## What to work on
Please give again every entry exactly as it appears, setting aside the pictures.

## Supplied data
========================

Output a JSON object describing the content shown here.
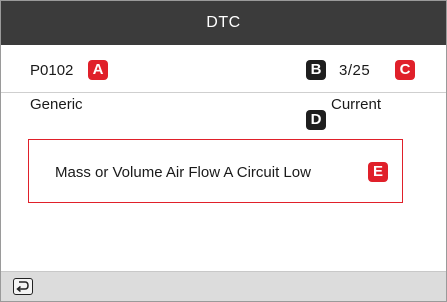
{
  "header": {
    "title": "DTC"
  },
  "dtc": {
    "code": "P0102",
    "index": "3/25",
    "type": "Generic",
    "status": "Current",
    "description": "Mass or Volume Air Flow A Circuit Low"
  },
  "callouts": {
    "a": "A",
    "b": "B",
    "c": "C",
    "d": "D",
    "e": "E"
  },
  "footer": {
    "back_icon": "return-icon"
  },
  "colors": {
    "title_bar": "#3b3b3b",
    "badge_red": "#e0202a",
    "badge_dark": "#1e1e1e",
    "footer_bg": "#dcdcdc"
  }
}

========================

## Answer space
Output a JSON object describing the content shown here.
{
  "header": {
    "title": "DTC"
  },
  "dtc": {
    "code": "P0102",
    "index": "3/25",
    "type": "Generic",
    "status": "Current",
    "description": "Mass or Volume Air Flow A Circuit Low"
  },
  "callouts": {
    "a": "A",
    "b": "B",
    "c": "C",
    "d": "D",
    "e": "E"
  },
  "footer": {
    "back_icon": "return-icon"
  },
  "colors": {
    "title_bar": "#3b3b3b",
    "badge_red": "#e0202a",
    "badge_dark": "#1e1e1e",
    "footer_bg": "#dcdcdc"
  }
}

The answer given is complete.